++++ Dataset content ++++

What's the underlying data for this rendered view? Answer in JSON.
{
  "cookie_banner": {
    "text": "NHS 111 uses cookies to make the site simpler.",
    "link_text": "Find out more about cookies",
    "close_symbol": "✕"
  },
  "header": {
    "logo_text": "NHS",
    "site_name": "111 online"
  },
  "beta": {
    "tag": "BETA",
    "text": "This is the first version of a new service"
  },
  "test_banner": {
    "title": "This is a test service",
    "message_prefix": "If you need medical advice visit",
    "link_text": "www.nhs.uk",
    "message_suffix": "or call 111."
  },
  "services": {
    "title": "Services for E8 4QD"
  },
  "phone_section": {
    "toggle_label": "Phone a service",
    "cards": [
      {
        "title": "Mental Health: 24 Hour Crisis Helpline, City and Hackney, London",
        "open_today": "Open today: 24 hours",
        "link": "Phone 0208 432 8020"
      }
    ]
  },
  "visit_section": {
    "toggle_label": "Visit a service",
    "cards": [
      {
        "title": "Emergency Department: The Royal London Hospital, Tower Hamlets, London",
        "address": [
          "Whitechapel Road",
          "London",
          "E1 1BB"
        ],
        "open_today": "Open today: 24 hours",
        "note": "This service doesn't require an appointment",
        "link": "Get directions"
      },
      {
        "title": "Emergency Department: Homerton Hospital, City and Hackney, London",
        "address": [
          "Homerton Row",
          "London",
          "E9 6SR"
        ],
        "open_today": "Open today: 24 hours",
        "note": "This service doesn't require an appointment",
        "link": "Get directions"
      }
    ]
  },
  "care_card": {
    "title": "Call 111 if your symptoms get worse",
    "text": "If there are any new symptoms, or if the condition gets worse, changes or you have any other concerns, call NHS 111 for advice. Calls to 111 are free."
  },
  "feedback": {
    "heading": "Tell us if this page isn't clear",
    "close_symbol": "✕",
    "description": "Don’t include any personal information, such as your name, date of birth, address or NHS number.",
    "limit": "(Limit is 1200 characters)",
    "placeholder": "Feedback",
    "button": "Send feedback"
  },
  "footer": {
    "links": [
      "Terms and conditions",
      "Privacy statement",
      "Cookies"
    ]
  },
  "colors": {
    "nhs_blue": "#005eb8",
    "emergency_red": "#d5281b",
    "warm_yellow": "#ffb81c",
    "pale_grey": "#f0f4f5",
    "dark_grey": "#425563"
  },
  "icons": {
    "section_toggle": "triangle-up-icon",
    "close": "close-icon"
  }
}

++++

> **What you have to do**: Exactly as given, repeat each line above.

> **Output of the exercise**:
What's the underlying data for this rendered view? Answer in JSON.
{
  "cookie_banner": {
    "text": "NHS 111 uses cookies to make the site simpler.",
    "link_text": "Find out more about cookies",
    "close_symbol": "✕"
  },
  "header": {
    "logo_text": "NHS",
    "site_name": "111 online"
  },
  "beta": {
    "tag": "BETA",
    "text": "This is the first version of a new service"
  },
  "test_banner": {
    "title": "This is a test service",
    "message_prefix": "If you need medical advice visit",
    "link_text": "www.nhs.uk",
    "message_suffix": "or call 111."
  },
  "services": {
    "title": "Services for E8 4QD"
  },
  "phone_section": {
    "toggle_label": "Phone a service",
    "cards": [
      {
        "title": "Mental Health: 24 Hour Crisis Helpline, City and Hackney, London",
        "open_today": "Open today: 24 hours",
        "link": "Phone 0208 432 8020"
      }
    ]
  },
  "visit_section": {
    "toggle_label": "Visit a service",
    "cards": [
      {
        "title": "Emergency Department: The Royal London Hospital, Tower Hamlets, London",
        "address": [
          "Whitechapel Road",
          "London",
          "E1 1BB"
        ],
        "open_today": "Open today: 24 hours",
        "note": "This service doesn't require an appointment",
        "link": "Get directions"
      },
      {
        "title": "Emergency Department: Homerton Hospital, City and Hackney, London",
        "address": [
          "Homerton Row",
          "London",
          "E9 6SR"
        ],
        "open_today": "Open today: 24 hours",
        "note": "This service doesn't require an appointment",
        "link": "Get directions"
      }
    ]
  },
  "care_card": {
    "title": "Call 111 if your symptoms get worse",
    "text": "If there are any new symptoms, or if the condition gets worse, changes or you have any other concerns, call NHS 111 for advice. Calls to 111 are free."
  },
  "feedback": {
    "heading": "Tell us if this page isn't clear",
    "close_symbol": "✕",
    "description": "Don’t include any personal information, such as your name, date of birth, address or NHS number.",
    "limit": "(Limit is 1200 characters)",
    "placeholder": "Feedback",
    "button": "Send feedback"
  },
  "footer": {
    "links": [
      "Terms and conditions",
      "Privacy statement",
      "Cookies"
    ]
  },
  "colors": {
    "nhs_blue": "#005eb8",
    "emergency_red": "#d5281b",
    "warm_yellow": "#ffb81c",
    "pale_grey": "#f0f4f5",
    "dark_grey": "#425563"
  },
  "icons": {
    "section_toggle": "triangle-up-icon",
    "close": "close-icon"
  }
}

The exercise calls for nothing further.